By Jacelyn Nesmith | Content Development Specialist on September 10, 2020 at 10:57 AM
Students’ brains are constantly hard at work, learning new skills and bridging new information with old. Those same brains are constantly pursuing relationships with their teachers, their parents and their peers.
Positive connections in students’ lives are fundamental to success. When students feel supported, they are more likely to engage in the classroom and have better academic outcomes. Additionally, when students feel connected to their teachers, they have fewer behavioral problems. Currently, learning from home makes students feel isolated and miss others. Distance learning requires teachers to be more intentional at building connections with students.
During virtual learning, teachers are unable to spend one-on-one time with students. Therefore, teachers are searching for creative, and engaging, ways to connect with students from a distance. Below are some guiding principles for fostering a positive teacher-student relationship from a distance.
Create Social Time for Students
Students often find learning is not just an intellectual activity, but a social activity. During distance learning, students often don’t have the chance to socialize with their peers. This can leave students feeling isolated or, at least, missing their friends. However, there are some creative ways you can help students feel connected virtually.
One way is through facilitating group work. Try to find time for students to work together in online classes. Using breakout rooms, students can complete a group project. This provides them the chance to connect with their peers. You can also have social events through a video call. Allowing students to work together and spend time with their peers will help them not feel isolated or left out.
Embrace Students’ Interests and Strengths
Design lectures, presentations and projects with students in mind. Tailor lessons and examples to students’ interests. Take time to observe and identify students’ strengths, interests and opportunities for growth. Try using examples that align with their interests or goals. Tailoring classes to students’ interests will engage students and pique their interest in the course.
Another way to build a connection with students is by seeing them for their strengths. If students know they are valued for who they are and what they can do, then a student will begin trusting and connecting with you. Each student comes to school with a strength, and it is up to teachers to discover the strength. As an educator, we need to tap into what our students do well and use it as a classroom tool. For many students, a classroom is a safe place. Try to maintain that status by connecting with students individually.
Maintain Classroom Traditions
Everything can feel out of whack to both you and your students when you go from a routine to a whole new, online, normal. As so many aspects of the school experience have changed, it’s important to look for aspects of your old routine you can preserve to give students a sense of normalcy. Think through typical classroom routines and traditions and see if you can translate any of these traditions into a digital format.

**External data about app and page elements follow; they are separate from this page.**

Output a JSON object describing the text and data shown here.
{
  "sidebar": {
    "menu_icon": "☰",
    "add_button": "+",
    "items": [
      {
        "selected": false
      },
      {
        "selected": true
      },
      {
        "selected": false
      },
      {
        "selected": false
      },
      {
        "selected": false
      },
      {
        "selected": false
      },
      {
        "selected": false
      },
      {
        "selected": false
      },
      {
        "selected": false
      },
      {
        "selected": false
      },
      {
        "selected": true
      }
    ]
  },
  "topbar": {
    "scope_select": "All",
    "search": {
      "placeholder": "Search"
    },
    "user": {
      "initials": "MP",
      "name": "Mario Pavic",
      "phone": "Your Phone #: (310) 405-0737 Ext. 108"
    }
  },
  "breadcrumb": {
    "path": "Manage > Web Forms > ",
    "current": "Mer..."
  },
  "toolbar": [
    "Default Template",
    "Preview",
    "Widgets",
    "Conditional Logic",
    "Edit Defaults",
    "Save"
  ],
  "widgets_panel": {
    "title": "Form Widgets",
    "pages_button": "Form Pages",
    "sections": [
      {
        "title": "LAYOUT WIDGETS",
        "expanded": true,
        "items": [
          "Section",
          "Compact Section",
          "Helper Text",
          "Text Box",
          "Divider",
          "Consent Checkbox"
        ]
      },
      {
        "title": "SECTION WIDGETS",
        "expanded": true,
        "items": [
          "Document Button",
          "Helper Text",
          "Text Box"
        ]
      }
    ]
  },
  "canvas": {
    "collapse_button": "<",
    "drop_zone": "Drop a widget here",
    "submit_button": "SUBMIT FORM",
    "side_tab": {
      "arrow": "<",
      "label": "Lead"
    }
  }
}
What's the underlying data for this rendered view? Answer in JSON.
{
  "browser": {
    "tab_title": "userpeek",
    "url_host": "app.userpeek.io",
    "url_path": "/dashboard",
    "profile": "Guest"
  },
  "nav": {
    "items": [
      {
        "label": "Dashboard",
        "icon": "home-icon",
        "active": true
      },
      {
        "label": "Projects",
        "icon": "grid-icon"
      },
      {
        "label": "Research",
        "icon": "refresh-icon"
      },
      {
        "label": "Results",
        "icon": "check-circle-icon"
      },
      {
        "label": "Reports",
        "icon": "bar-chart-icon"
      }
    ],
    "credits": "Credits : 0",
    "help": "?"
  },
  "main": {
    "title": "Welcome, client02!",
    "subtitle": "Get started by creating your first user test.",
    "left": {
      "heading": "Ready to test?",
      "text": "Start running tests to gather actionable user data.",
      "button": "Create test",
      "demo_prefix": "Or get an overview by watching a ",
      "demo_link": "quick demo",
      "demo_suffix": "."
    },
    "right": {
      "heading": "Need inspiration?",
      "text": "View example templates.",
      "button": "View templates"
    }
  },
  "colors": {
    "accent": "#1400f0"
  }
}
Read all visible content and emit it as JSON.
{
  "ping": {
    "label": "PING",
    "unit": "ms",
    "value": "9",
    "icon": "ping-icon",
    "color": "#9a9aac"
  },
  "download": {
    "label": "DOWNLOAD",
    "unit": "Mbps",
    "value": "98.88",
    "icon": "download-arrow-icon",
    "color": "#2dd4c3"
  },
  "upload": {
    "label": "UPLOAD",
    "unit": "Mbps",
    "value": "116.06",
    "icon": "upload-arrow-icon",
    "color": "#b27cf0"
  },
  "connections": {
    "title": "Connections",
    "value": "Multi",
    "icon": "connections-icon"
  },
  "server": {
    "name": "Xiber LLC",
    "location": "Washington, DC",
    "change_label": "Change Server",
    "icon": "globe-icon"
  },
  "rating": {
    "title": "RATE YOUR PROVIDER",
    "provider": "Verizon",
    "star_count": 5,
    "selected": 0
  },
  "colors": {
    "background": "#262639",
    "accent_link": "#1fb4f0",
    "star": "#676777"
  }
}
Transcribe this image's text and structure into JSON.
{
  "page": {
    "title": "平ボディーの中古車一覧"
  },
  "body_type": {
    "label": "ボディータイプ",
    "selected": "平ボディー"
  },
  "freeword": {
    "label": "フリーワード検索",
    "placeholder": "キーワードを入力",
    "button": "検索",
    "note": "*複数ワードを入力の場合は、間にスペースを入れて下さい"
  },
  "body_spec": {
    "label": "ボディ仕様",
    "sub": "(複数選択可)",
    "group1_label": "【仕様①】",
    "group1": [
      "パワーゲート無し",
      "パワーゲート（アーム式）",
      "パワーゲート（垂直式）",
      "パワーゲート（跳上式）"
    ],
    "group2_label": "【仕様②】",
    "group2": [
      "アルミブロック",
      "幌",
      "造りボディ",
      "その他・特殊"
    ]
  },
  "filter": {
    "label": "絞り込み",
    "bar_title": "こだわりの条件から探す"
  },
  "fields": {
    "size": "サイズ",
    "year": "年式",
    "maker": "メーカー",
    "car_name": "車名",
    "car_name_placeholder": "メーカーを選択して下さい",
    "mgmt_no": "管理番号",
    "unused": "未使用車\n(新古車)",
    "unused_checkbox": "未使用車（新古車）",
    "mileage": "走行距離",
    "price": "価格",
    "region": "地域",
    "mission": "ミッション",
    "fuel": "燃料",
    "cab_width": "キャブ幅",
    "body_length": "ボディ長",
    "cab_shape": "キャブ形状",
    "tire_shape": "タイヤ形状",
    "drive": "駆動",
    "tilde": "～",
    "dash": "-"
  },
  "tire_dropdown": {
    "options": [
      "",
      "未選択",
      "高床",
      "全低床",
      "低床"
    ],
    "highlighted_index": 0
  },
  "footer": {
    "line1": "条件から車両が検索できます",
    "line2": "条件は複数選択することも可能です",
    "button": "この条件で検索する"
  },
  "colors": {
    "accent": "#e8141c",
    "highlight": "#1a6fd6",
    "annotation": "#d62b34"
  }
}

For example, if your students are used to a morning routine of getting the wiggles out, try to continue this in a video call. If you have a classroom pet or school farm, let your students see the animals from time to time. Another example would be if your students typically display their stellar work on a bulletin board in the classroom, try displaying them on your LMS or a Google Doc.
Even after following these guidelines, there might be a student you are struggling to connect with. If so, try the 2x10 strategy, which suggests spending two minutes a day for 10 days with a student can foster a relationship. Find quick ways to connect with students, such as sending a private message or hosting a one-on-one meeting. Over time you will begin to learn more about them and their interests. In return, students will start to participate and engage in the class.
Managing a remote classroom can often cause teachers to feel overwhelmed. Teachers are searching for creative ways to build relationships with their students between writing curriculum, grading, answering emails and their personal lives. Fostering connections with students begins with intentionality and communication. During the abnormal times, try to find opportunities for students to connect with each other and yourself.
At iCEV, we offer online, CTE curriculum in seven different subject areas. Additionally, we host a variety of guides, tutorials and resources on our website. If we can further assist you during distance learning, please let us know.